Thorne Wyness Architects

USCA Community Housing

Winner of the Scottish Rural Innovators award for Housing, 2016 and the SURF Sustainability award for Housing in 2017. Shortlisted for the Structural Timber Awards in the Social Housing Project of the year category 2018.

Ulva Ferry is a remote village in the National Scenic Area of North West Mull. Strong winds and heavy rains due to its exposed coastal location can make it a challenging but beautiful place to live.

In 2010 the community was under threat of losing its Primary School and Community Centre due to population decline caused by a lack of affordable housing options. This project, a joint venture between the Ulva School Community Association (USCA) and Mull and Iona Community Trust (MICT), sought to sustain the community by providing two, three-bedroom rental homes, giving priority to young families.

Our aim was to create modern, comfortable and bright affordable family housing, with low heating bills to combat fuel poverty and thermally robust construction to prevent dampness and mould in the high humidity location.

The houses are ‘Silver’ certified by the Association for Environment Conscious Building (AECB) and received the Scottish Rural Innovators award for Housing in 2016 and the SURF Sustainability Housing Award in 2017. They are happily occupied by two families with a total of 6 children and have affordable rents and low energy bills, which make them a significant community asset.

South elevation


Design principals

The houses are designed using Fabric First, Passive House principles. A Cross laminated timber structure allowed us to create generous internal volumes inside a more reserved exterior. CLT helped us achieve great levels of airtightness and continuous insulation resulting in negative thermal bridging values. The thermally robust construction, along with modest north, east and west glazing and compact services mean that the houses are close to Passive standard, despite their single storey massing, rounding off the row of buildings, as encouraged by the local planners.

Internally, emphasis is placed on the kitchen, dining and living space as the heart of family life, and a strong connection is made between these spaces, the garden, and the wild landscape beyond. To create value, formal circulation and built-in storage was minimised thereby increasing the floor area and flexibility of spaces. A separate utility room gives access to the garden and an abundance of warm, ventilated storage is provided in the roof space.

The homes have more traditional, private north facing elevations, as seen from the road, and large areas of triple glazing to the garden and the south. The external cladding is sourced from a traditional, vernacular palette of Scottish larch and corrugated metal in a blue that takes precedent from the colours of the sea. We developed a set of custom details that sought to elevate the modest materials and create crisp and clean profiles that will prolong their life and protect them from harsh weather conditions.

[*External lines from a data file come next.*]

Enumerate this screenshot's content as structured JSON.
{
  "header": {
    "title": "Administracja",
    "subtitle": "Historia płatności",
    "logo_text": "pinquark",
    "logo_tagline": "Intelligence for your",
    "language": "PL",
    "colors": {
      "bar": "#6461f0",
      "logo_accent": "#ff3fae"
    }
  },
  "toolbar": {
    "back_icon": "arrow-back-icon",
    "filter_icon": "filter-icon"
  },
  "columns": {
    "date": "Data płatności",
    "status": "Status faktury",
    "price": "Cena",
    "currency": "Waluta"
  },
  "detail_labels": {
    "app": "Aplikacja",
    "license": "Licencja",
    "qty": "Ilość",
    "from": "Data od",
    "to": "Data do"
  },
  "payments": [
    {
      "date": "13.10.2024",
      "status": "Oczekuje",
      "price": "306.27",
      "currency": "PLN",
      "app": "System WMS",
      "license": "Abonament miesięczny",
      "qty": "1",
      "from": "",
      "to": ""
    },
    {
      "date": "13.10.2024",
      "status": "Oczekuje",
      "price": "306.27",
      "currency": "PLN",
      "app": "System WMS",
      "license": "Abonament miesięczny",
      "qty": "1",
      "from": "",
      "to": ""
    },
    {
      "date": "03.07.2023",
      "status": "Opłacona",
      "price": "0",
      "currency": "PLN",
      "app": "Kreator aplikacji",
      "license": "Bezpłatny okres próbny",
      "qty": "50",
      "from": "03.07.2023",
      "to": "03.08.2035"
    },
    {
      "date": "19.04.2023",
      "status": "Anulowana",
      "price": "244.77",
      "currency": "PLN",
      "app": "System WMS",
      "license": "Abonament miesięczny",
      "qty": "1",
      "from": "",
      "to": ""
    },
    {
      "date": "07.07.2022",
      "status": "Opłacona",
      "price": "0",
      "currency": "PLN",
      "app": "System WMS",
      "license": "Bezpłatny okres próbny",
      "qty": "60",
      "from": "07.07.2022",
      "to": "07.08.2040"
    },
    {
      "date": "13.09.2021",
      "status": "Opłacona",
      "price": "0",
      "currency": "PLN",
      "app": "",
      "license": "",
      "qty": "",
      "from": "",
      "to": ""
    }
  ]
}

The houses are heated by a single storage heater in the main living space, along with an electric towel rail in the bathroom. Hot water is mainly provided by solar thermal panels in the summer, with an electric back-up in the winter. A mechanical heat recovery system ensures that cooking smells from the open plan kitchen are minimised and humidity is controlled throughout the house. This system recovers heat from the extracted air to ensure nothing is wasted.

View of living room

View of dining room

View of kitchen


We wanted to deliver the best possible value to the community to make the most of their investment in the project and felt that adopting passive principles would secure tenancies in an area where heating costs associated with converted farm buildings and traditional properties can be difficult to sustain. Working with local contractors, unfamiliar with passive techniques and rigorous air testing and in a climate that can often be unsympathetic, we were looking for a way of simplifying the process.

We were familiar with Cross Laminated Timber through studying timber construction methods and felt that using CLT would allow us to achieve a very high standard of build quickly, easily and economically. Both houses achieved final airtightness results of 0.39l/s despite our contractors working under difficult conditions.

The houses are extremely thermally efficient as the structure is all on the same plane and the construction is thermal-bridge-free, with the exception of the small transfer points of the fixing through the insulation to the CLT.

The space heating requirement is minimal: a single storage heater in the main living space, along with an electric towel rail in the bathroom. Thanks to the high level of airtightness our use of a Mechanical ventilation and heat recovery system is particularly efficient, and the thermal mass provided by the CLT helps to keep internal temperatures constant.

The houses at Ulva Ferry are featured in Issue 23 of Passive House Plus Magazine.

completed

MICT
North